None of that matters to you. You’ve never been interested in whether your inner landscapes hold any meaning, but you’re still very interested in finding out what animals live there. You’re convinced that our landscapes have to be ecosystems, and you continue to stand in front of your tripod-mounted camera at least three times a day, trying—hoping to catch animals drinking at the lakeshore or crossing the meadow or otherwise making themselves visible.

But you never do, despite having taken hundreds of pictures. Either you’re unlucky with your timing or there are no animals. To know one way or the other, you’ll have to wait for technology that can record video of our inner landscapes.

Though they’re devoid of animals, all the pictures you’ve amassed do show you something that interests you: your landscapes changing over swaths of days. We know that our landscapes have day-night cycles and seasons—can feel them turning from dark to bright, going from chilly to warm—but rarely does anyone get to know those rhythms to the degree you’re able to. With all the images you’ve collected, you determine that the lake has a roughly 46-hour day, the coast a 1.5-week day, the forest and its meadow a 10-hour day; the grassland is always a season ahead of the lake, speckled with wildflowers while the frozen water is blanketed by snow; at the coast, it’s always summer—or summer there is very long.

On a whim, you begin arranging your schedule according to the times of day and year in your landscapes. You sit quietly during lake-time sunrises; only go out with friends when the ocean of your coastline is sparkling with daylight; make it a point to work on creative projects during the meadow’s rainy season. Soon, conducting your life this way becomes a habit, one that you refine until the alignment of your activities with your landscapes’ cycles feels right.

“Maybe that’s what they’re for,” you say. “Or that’s one of the things they offer us. A way to create some structure in our lives.”

The sandstone canyon around us recedes to the background of my thoughts, yielding to the image conjured by your words: the sky just above your ocean a ribbon of deep red that’s slowly, imperceptibly fading. We always go on hikes like this when the sun is setting over your coast. Each one has been a refreshing trek down a new trail that’s brought us unexpected delights. Elk grazing under a double rainbow. Snow geese wading in a flooded field. Hillside shrubs covered with frost sparkling in the late afternoon sunlight as though the bare twigs were coated in diamond dust. Sights I want to remember seeing with you.
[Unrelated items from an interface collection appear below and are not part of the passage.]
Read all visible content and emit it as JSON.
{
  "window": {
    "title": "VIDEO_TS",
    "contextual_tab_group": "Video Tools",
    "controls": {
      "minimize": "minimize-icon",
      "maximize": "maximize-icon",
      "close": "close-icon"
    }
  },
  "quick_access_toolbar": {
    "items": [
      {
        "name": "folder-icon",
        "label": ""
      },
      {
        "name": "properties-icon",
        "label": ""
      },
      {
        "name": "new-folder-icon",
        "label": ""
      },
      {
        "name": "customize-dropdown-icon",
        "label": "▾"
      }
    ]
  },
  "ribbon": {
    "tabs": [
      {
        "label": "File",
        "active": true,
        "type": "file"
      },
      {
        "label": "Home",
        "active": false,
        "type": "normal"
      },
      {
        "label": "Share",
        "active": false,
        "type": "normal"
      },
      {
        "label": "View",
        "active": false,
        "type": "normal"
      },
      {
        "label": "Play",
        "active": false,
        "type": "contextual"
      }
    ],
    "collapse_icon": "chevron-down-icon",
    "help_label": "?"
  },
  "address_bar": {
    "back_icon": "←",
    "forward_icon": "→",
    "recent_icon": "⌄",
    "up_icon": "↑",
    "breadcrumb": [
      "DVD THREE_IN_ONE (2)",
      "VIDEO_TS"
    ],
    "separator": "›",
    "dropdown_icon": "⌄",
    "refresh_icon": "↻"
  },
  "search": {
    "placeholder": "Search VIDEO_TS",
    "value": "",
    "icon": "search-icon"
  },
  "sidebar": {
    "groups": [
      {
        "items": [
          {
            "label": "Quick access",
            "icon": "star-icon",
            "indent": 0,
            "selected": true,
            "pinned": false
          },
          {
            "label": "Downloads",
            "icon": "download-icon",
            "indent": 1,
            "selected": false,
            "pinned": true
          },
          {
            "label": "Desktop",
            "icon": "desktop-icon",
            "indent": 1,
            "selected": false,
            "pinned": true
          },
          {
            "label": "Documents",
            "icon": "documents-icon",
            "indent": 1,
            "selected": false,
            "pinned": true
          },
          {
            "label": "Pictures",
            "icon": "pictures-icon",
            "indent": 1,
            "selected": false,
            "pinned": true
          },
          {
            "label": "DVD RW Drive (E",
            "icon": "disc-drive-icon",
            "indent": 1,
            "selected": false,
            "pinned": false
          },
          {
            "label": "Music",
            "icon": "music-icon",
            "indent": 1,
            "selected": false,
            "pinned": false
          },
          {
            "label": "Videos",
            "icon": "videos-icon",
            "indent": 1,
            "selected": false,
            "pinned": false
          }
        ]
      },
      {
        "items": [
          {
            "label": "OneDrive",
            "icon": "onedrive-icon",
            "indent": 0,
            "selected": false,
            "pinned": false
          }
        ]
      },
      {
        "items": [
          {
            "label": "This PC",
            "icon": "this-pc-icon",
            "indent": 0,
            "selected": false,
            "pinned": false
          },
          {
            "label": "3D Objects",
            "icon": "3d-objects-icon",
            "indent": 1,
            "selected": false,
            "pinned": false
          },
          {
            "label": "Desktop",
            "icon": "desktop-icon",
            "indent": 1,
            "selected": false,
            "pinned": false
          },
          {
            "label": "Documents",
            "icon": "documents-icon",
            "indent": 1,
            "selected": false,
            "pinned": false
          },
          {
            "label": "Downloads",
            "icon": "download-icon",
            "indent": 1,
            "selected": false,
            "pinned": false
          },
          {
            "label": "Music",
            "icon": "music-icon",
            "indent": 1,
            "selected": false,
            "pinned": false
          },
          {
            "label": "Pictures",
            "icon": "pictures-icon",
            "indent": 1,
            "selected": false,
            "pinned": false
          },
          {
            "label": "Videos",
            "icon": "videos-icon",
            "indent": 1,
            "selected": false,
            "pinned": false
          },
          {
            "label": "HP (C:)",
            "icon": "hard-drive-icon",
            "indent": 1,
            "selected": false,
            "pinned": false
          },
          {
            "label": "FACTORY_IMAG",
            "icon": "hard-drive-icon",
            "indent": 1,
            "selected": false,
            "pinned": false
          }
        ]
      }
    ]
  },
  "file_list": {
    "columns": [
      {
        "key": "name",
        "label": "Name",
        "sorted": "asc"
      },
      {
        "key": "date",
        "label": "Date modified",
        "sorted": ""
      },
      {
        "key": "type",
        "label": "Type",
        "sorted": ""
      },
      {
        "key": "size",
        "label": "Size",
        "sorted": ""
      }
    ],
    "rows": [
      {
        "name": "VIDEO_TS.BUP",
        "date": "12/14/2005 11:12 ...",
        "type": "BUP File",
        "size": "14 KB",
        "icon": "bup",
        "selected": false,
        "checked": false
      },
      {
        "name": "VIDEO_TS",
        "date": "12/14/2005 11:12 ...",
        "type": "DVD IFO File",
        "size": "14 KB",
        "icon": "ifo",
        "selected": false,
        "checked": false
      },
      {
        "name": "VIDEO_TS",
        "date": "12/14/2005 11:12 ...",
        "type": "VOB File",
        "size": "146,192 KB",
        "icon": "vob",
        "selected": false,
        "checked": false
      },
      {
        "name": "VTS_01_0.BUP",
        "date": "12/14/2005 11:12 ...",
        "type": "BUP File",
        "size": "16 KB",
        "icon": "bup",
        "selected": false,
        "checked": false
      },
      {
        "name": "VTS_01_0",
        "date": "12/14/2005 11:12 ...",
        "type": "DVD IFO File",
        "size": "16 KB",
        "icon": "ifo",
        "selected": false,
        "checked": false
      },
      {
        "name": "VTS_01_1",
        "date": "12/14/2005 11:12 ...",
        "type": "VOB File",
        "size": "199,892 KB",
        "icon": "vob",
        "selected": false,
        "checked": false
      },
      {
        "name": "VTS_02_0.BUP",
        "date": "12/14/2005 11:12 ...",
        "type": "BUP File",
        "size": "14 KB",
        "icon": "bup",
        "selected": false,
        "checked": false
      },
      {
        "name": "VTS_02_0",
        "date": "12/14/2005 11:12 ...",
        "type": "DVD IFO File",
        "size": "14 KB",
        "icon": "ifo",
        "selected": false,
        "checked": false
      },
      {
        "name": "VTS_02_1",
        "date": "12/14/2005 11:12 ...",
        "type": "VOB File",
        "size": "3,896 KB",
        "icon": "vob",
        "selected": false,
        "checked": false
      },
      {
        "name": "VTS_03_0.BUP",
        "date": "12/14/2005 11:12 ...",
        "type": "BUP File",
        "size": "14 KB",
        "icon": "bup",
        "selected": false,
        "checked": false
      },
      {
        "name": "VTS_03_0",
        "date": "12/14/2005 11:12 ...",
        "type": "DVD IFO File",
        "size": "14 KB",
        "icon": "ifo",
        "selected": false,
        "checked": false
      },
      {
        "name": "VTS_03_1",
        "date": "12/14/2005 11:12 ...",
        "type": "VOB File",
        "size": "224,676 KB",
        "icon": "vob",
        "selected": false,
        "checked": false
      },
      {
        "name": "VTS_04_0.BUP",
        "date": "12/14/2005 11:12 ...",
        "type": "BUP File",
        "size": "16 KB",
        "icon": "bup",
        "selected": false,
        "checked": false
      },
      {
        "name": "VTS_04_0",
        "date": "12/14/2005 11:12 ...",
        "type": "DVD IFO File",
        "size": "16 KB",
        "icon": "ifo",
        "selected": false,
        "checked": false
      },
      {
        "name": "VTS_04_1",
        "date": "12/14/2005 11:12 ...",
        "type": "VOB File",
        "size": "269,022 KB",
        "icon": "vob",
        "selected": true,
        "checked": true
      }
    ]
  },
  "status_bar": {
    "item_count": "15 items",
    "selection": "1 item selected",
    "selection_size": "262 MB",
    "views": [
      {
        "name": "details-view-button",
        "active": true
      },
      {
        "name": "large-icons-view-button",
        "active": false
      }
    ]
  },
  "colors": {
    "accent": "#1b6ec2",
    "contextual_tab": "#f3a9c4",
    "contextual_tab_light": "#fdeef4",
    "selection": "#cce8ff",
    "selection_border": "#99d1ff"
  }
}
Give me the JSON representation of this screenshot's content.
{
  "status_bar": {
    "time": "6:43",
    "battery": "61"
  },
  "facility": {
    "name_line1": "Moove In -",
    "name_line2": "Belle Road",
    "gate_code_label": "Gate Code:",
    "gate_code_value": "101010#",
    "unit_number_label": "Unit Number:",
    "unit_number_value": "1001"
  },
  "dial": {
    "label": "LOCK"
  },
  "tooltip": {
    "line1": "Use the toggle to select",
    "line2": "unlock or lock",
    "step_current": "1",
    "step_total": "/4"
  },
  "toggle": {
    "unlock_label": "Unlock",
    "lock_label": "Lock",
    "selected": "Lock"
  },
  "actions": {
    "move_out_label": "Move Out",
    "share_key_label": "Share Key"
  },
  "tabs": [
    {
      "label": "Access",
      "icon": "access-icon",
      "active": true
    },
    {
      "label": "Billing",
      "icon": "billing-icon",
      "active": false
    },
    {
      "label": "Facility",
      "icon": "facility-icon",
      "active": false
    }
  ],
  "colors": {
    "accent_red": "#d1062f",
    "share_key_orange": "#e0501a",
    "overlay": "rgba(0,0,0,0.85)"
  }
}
So, taking a cue from you, I decide that tonight I’ll try linking these memories to places in my woods—that time we stared at the pygmy owl with, say, the fallen tree that lies across the rocky stream bed. This will turn the pictures I’ve taken into reminders of hikes with you. Then, with ease, my attention returns to the canyon’s steep sunlit walls, alert to anything in this landscape that I might later connect to one within me.